**MATERIAL FOR THIS TASK:**
=== Section Start ===
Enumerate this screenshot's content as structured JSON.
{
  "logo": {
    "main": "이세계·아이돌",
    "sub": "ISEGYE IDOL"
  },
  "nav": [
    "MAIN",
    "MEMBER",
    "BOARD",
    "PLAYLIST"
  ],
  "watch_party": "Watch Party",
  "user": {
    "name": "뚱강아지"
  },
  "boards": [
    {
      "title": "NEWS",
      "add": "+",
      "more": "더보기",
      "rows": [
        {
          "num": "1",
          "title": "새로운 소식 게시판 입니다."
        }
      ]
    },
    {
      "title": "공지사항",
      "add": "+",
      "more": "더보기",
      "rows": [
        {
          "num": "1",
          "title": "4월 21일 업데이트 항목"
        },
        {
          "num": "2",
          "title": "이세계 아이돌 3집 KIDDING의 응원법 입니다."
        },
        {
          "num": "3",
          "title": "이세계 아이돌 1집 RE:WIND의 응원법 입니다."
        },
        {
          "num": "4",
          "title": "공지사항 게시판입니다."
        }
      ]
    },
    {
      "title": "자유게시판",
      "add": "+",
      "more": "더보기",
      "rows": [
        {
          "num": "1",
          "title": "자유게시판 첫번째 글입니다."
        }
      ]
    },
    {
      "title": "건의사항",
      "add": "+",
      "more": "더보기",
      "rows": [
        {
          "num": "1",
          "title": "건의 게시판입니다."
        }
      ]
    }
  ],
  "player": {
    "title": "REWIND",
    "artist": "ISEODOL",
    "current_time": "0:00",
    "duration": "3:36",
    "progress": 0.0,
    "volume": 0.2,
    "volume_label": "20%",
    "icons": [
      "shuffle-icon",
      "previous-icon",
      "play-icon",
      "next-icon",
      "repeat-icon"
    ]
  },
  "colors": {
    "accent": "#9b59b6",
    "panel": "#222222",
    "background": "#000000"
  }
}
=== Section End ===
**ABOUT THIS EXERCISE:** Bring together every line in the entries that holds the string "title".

**OUTPUT OF THE EXERCISE:**
      "title": "NEWS",
          "title": "새로운 소식 게시판 입니다."
      "title": "공지사항",
          "title": "4월 21일 업데이트 항목"
          "title": "이세계 아이돌 3집 KIDDING의 응원법 입니다."
          "title": "이세계 아이돌 1집 RE:WIND의 응원법 입니다."
          "title": "공지사항 게시판입니다."
      "title": "자유게시판",
          "title": "자유게시판 첫번째 글입니다."
      "title": "건의사항",
          "title": "건의 게시판입니다."
    "title": "REWIND",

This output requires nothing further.